Alan Bennett’s The Habit Of Art has returned to its meta-spiritual home this week, arriving at the Oxford Playhouse to amuse and entertain its erudite audience with in-jokes about the city’s gay scene and penises.
It is nine years since Nicholas Hytner’s National Theatre of The Habit of Art opened Bennett’s fascinating play: high time we had it back, and this York-led collaboration does it proud.
Matthew Kelly will star as WH Auden opposite David Yelland as Benjamin Britten in the first-ever revival of Alan Bennett’s 2009 play The Habit Of Art.
A dark new Agatha Christie adaptation has become something of a Christmas tradition, and even though the BBC only started this tradition two years ago with an excellent multi-part interpretation of And Then There Were None, it has fast become an established and much anticipated highlight of the festive schedule.
Witness for the Prosecution will extend its run on London’s South Bank until 16 September 2018. It had previously been booking until 11 March only. Tickets for the new booking period are now on sale.
This site-specific version is a bit of a gimmick, and while one part of me yearns for the play to be allowed to speak for itself, another just relishes the novelty of this revival’s setting. So what’s the verdict? Guilty of being a good night out.
What better venue to have the protagonists in this enthralling production play to the gallery? Literally. The impassioned arguments from the immaculately spoken David Yelland and his nemesis, Philip Franks, as silks Robarts and Myers, fill the room and echo down the corridors.
The first crime uncovered in Witness for the Prosecution is that this amazing space, the glorious council chamber of the LCC then GLC at County Hall has not been pressed into service for site-specific theatre more often.
Catherine Steadman, David Yelland and Jack McMullen lead the cast of Agatha Christie’s Witness for the Prosecution, staged in a courtroom setting at London’s County Hall.
Interesting that two new plays in recent weeks have referred back to Nazi Germany and indirectly to the Holocaust.
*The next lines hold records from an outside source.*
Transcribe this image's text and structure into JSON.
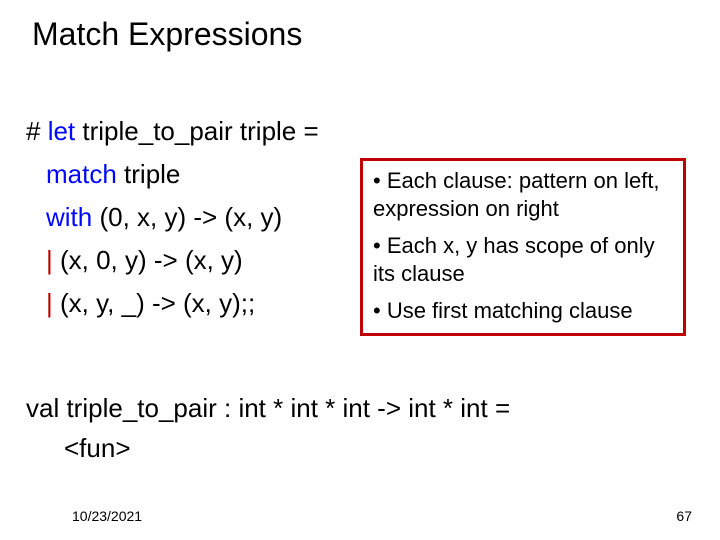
{
  "title": "Match Expressions",
  "code": {
    "line1_pre": "# ",
    "line1_kw": "let",
    "line1_rest": " triple_to_pair triple =",
    "line2_kw": "match",
    "line2_rest": " triple",
    "line3_kw": "with",
    "line3_rest": " (0, x, y) -> (x, y)",
    "line4_bar": "|",
    "line4_rest": " (x, 0, y) -> (x, y)",
    "line5_bar": "|",
    "line5_rest": " (x, y, _) -> (x, y);;"
  },
  "box": {
    "b1": "• Each clause: pattern on left, expression on right",
    "b2": "• Each x, y has scope of only its clause",
    "b3": "• Use first matching clause"
  },
  "val": {
    "line1": "val triple_to_pair : int * int * int -> int * int =",
    "line2": "<fun>"
  },
  "footer": {
    "date": "10/23/2021",
    "page": "67"
  }
}
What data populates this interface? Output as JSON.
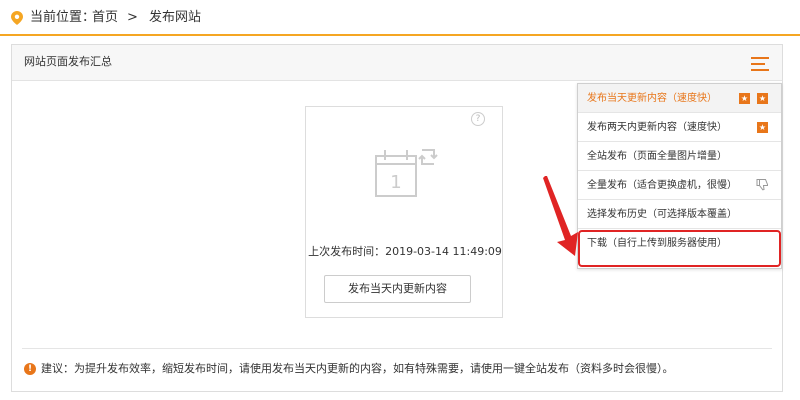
{
  "breadcrumb": {
    "label": "当前位置：",
    "home": "首页",
    "separator": ">",
    "current": "发布网站"
  },
  "panel": {
    "title": "网站页面发布汇总"
  },
  "card": {
    "help": "?",
    "calendar_day": "1",
    "last_publish": "上次发布时间：2019-03-14 11:49:09",
    "button_label": "发布当天内更新内容"
  },
  "tip": {
    "icon": "!",
    "text": "建议：为提升发布效率，缩短发布时间，请使用发布当天内更新的内容，如有特殊需要，请使用一键全站发布（资料多时会很慢）。"
  },
  "menu": {
    "items": [
      {
        "label": "发布当天更新内容（速度快）",
        "badge": "star-star"
      },
      {
        "label": "发布两天内更新内容（速度快）",
        "badge": "star"
      },
      {
        "label": "全站发布（页面全量图片增量）",
        "badge": ""
      },
      {
        "label": "全量发布（适合更换虚机，很慢）",
        "badge": "thumb-down"
      },
      {
        "label": "选择发布历史（可选择版本覆盖）",
        "badge": ""
      },
      {
        "label": "下载（自行上传到服务器使用）",
        "badge": ""
      }
    ],
    "star_glyph": "★"
  },
  "colors": {
    "accent": "#e8761a",
    "topbar_border": "#f5a623",
    "annotation": "#e02424"
  }
}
Whereas Cordelia O’Neill’s fine No Place for a Woman (Theatre503) looks at relativism and the chance accidents of life that can turn one middle class woman into being on the `winning’ side, and the other, by virtue of her Jewish birth, on another, Unwin looks directly at the Nazis’ policy of eugenics.
Stephen Unwin is a name I am familiar with as a director, and in my experience he’s an incredibly talented director. His debut play, All Our Children is set in 1941 and throws a spotlight onto the true story of the cruel and senseless murders of disabled children in Nazi Germany.
Director Stephen Unwin’s gripping debut play All Our Children, which probes one of the darkest episodes in recent history, premiered this week at London’s Jermyn Street Theatre, where it continues until 3 June 2017. Production photos have been released.
David Yelland stars in All Our Children, director Stephen Unwin’s gripping debut play which probes one of the darkest episodes in recent history.